Your goal - Reproduce the entries below in full and without error.

*** Records to process

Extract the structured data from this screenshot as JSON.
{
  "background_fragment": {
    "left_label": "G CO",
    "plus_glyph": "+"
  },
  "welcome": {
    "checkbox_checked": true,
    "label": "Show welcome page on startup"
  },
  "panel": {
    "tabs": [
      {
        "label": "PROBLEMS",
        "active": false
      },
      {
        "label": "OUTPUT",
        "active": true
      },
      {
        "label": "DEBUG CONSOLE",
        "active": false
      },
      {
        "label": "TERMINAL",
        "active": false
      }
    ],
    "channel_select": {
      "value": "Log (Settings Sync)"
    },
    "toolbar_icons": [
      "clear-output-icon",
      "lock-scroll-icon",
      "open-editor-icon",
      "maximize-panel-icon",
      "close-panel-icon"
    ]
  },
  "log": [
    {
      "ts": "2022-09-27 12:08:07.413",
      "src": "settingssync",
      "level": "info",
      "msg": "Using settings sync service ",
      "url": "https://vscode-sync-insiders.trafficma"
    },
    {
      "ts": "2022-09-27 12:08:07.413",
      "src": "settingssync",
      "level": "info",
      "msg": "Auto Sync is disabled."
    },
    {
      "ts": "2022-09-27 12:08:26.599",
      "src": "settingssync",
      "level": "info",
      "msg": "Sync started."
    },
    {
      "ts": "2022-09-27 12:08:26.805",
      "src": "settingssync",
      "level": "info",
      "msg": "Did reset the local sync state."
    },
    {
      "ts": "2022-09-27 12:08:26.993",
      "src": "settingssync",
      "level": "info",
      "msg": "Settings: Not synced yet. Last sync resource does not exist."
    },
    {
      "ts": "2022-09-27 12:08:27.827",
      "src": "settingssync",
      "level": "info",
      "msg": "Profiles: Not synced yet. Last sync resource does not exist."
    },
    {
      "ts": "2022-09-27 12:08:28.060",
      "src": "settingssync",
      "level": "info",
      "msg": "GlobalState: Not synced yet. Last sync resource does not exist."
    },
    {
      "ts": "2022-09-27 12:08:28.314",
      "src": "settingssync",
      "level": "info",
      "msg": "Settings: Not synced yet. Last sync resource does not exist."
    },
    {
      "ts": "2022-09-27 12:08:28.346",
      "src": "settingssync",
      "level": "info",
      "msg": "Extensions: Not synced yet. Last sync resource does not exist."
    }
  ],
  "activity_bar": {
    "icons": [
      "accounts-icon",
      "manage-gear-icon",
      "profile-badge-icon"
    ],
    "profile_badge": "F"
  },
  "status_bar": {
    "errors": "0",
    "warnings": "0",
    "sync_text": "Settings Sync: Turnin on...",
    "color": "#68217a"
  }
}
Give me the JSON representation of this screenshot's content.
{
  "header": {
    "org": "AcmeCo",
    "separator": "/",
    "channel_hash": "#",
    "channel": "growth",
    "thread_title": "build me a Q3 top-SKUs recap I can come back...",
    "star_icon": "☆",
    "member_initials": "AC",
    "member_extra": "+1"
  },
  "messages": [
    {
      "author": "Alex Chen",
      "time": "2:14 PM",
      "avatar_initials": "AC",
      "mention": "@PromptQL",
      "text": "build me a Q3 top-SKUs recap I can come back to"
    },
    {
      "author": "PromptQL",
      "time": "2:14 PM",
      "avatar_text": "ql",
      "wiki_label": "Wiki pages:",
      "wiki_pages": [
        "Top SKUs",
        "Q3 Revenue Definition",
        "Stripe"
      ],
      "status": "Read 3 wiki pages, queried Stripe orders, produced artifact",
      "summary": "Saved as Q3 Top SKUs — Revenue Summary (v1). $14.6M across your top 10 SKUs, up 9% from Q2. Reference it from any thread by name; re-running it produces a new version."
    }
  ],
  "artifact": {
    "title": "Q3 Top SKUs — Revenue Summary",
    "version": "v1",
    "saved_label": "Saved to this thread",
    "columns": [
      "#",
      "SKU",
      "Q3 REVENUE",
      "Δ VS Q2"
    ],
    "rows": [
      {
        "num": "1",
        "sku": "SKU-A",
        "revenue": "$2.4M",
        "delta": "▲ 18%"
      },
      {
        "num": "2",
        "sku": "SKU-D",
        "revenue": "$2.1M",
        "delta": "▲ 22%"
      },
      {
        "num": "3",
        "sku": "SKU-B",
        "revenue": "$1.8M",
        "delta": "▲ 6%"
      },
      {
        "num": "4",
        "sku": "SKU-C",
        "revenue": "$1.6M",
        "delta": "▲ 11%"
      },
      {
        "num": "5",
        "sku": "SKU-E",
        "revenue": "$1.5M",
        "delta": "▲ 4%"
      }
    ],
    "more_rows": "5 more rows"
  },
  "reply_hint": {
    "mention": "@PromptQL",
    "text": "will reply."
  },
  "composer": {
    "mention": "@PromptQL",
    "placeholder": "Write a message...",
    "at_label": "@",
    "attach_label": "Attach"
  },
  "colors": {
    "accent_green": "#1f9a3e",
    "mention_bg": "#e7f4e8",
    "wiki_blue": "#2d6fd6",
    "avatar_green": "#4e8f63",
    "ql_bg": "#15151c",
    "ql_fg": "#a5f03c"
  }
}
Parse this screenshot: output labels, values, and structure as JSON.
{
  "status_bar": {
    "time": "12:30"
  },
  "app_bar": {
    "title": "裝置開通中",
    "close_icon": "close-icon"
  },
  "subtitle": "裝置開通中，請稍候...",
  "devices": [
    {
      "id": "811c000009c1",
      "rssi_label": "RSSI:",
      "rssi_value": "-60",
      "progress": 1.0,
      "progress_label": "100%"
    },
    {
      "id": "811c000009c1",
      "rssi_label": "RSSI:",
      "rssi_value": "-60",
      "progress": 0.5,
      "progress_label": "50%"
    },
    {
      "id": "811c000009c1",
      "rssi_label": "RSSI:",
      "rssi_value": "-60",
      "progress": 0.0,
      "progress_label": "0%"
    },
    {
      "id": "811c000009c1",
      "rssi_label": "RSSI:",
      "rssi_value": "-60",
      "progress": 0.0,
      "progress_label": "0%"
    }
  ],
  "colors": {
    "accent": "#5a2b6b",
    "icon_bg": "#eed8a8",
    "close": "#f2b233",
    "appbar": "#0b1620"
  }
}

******

Answer area -
Extract the structured data from this screenshot as JSON.
{
  "background_fragment": {
    "left_label": "G CO",
    "plus_glyph": "+"
  },
  "welcome": {
    "checkbox_checked": true,
    "label": "Show welcome page on startup"
  },
  "panel": {
    "tabs": [
      {
        "label": "PROBLEMS",
        "active": false
      },
      {
        "label": "OUTPUT",
        "active": true
      },
      {
        "label": "DEBUG CONSOLE",
        "active": false
      },
      {
        "label": "TERMINAL",
        "active": false
      }
    ],
    "channel_select": {
      "value": "Log (Settings Sync)"
    },
    "toolbar_icons": [
      "clear-output-icon",
      "lock-scroll-icon",
      "open-editor-icon",
      "maximize-panel-icon",
      "close-panel-icon"
    ]
  },
  "log": [
    {
      "ts": "2022-09-27 12:08:07.413",
      "src": "settingssync",
      "level": "info",
      "msg": "Using settings sync service ",
      "url": "https://vscode-sync-insiders.trafficma"
    },
    {
      "ts": "2022-09-27 12:08:07.413",
      "src": "settingssync",
      "level": "info",
      "msg": "Auto Sync is disabled."
    },
    {
      "ts": "2022-09-27 12:08:26.599",
      "src": "settingssync",
      "level": "info",
      "msg": "Sync started."
    },
    {
      "ts": "2022-09-27 12:08:26.805",
      "src": "settingssync",
      "level": "info",
      "msg": "Did reset the local sync state."
    },
    {
      "ts": "2022-09-27 12:08:26.993",
      "src": "settingssync",
      "level": "info",
      "msg": "Settings: Not synced yet. Last sync resource does not exist."
    },
    {
      "ts": "2022-09-27 12:08:27.827",
      "src": "settingssync",
      "level": "info",
      "msg": "Profiles: Not synced yet. Last sync resource does not exist."
    },
    {
      "ts": "2022-09-27 12:08:28.060",
      "src": "settingssync",
      "level": "info",
      "msg": "GlobalState: Not synced yet. Last sync resource does not exist."
    },
    {
      "ts": "2022-09-27 12:08:28.314",
      "src": "settingssync",
      "level": "info",
      "msg": "Settings: Not synced yet. Last sync resource does not exist."
    },
    {
      "ts": "2022-09-27 12:08:28.346",
      "src": "settingssync",
      "level": "info",
      "msg": "Extensions: Not synced yet. Last sync resource does not exist."
    }
  ],
  "activity_bar": {
    "icons": [
      "accounts-icon",
      "manage-gear-icon",
      "profile-badge-icon"
    ],
    "profile_badge": "F"
  },
  "status_bar": {
    "errors": "0",
    "warnings": "0",
    "sync_text": "Settings Sync: Turnin on...",
    "color": "#68217a"
  }
}
Give me the JSON representation of this screenshot's content.
{
  "header": {
    "org": "AcmeCo",
    "separator": "/",
    "channel_hash": "#",
    "channel": "growth",
    "thread_title": "build me a Q3 top-SKUs recap I can come back...",
    "star_icon": "☆",
    "member_initials": "AC",
    "member_extra": "+1"
  },
  "messages": [
    {
      "author": "Alex Chen",
      "time": "2:14 PM",
      "avatar_initials": "AC",
      "mention": "@PromptQL",
      "text": "build me a Q3 top-SKUs recap I can come back to"
    },
    {
      "author": "PromptQL",
      "time": "2:14 PM",
      "avatar_text": "ql",
      "wiki_label": "Wiki pages:",
      "wiki_pages": [
        "Top SKUs",
        "Q3 Revenue Definition",
        "Stripe"
      ],
      "status": "Read 3 wiki pages, queried Stripe orders, produced artifact",
      "summary": "Saved as Q3 Top SKUs — Revenue Summary (v1). $14.6M across your top 10 SKUs, up 9% from Q2. Reference it from any thread by name; re-running it produces a new version."
    }
  ],
  "artifact": {
    "title": "Q3 Top SKUs — Revenue Summary",
    "version": "v1",
    "saved_label": "Saved to this thread",
    "columns": [
      "#",
      "SKU",
      "Q3 REVENUE",
      "Δ VS Q2"
    ],
    "rows": [
      {
        "num": "1",
        "sku": "SKU-A",
        "revenue": "$2.4M",
        "delta": "▲ 18%"
      },
      {
        "num": "2",
        "sku": "SKU-D",
        "revenue": "$2.1M",
        "delta": "▲ 22%"
      },
      {
        "num": "3",
        "sku": "SKU-B",
        "revenue": "$1.8M",
        "delta": "▲ 6%"
      },
      {
        "num": "4",
        "sku": "SKU-C",
        "revenue": "$1.6M",
        "delta": "▲ 11%"
      },
      {
        "num": "5",
        "sku": "SKU-E",
        "revenue": "$1.5M",
        "delta": "▲ 4%"
      }
    ],
    "more_rows": "5 more rows"
  },
  "reply_hint": {
    "mention": "@PromptQL",
    "text": "will reply."
  },
  "composer": {
    "mention": "@PromptQL",
    "placeholder": "Write a message...",
    "at_label": "@",
    "attach_label": "Attach"
  },
  "colors": {
    "accent_green": "#1f9a3e",
    "mention_bg": "#e7f4e8",
    "wiki_blue": "#2d6fd6",
    "avatar_green": "#4e8f63",
    "ql_bg": "#15151c",
    "ql_fg": "#a5f03c"
  }
}
Parse this screenshot: output labels, values, and structure as JSON.
{
  "status_bar": {
    "time": "12:30"
  },
  "app_bar": {
    "title": "裝置開通中",
    "close_icon": "close-icon"
  },
  "subtitle": "裝置開通中，請稍候...",
  "devices": [
    {
      "id": "811c000009c1",
      "rssi_label": "RSSI:",
      "rssi_value": "-60",
      "progress": 1.0,
      "progress_label": "100%"
    },
    {
      "id": "811c000009c1",
      "rssi_label": "RSSI:",
      "rssi_value": "-60",
      "progress": 0.5,
      "progress_label": "50%"
    },
    {
      "id": "811c000009c1",
      "rssi_label": "RSSI:",
      "rssi_value": "-60",
      "progress": 0.0,
      "progress_label": "0%"
    },
    {
      "id": "811c000009c1",
      "rssi_label": "RSSI:",
      "rssi_value": "-60",
      "progress": 0.0,
      "progress_label": "0%"
    }
  ],
  "colors": {
    "accent": "#5a2b6b",
    "icon_bg": "#eed8a8",
    "close": "#f2b233",
    "appbar": "#0b1620"
  }
}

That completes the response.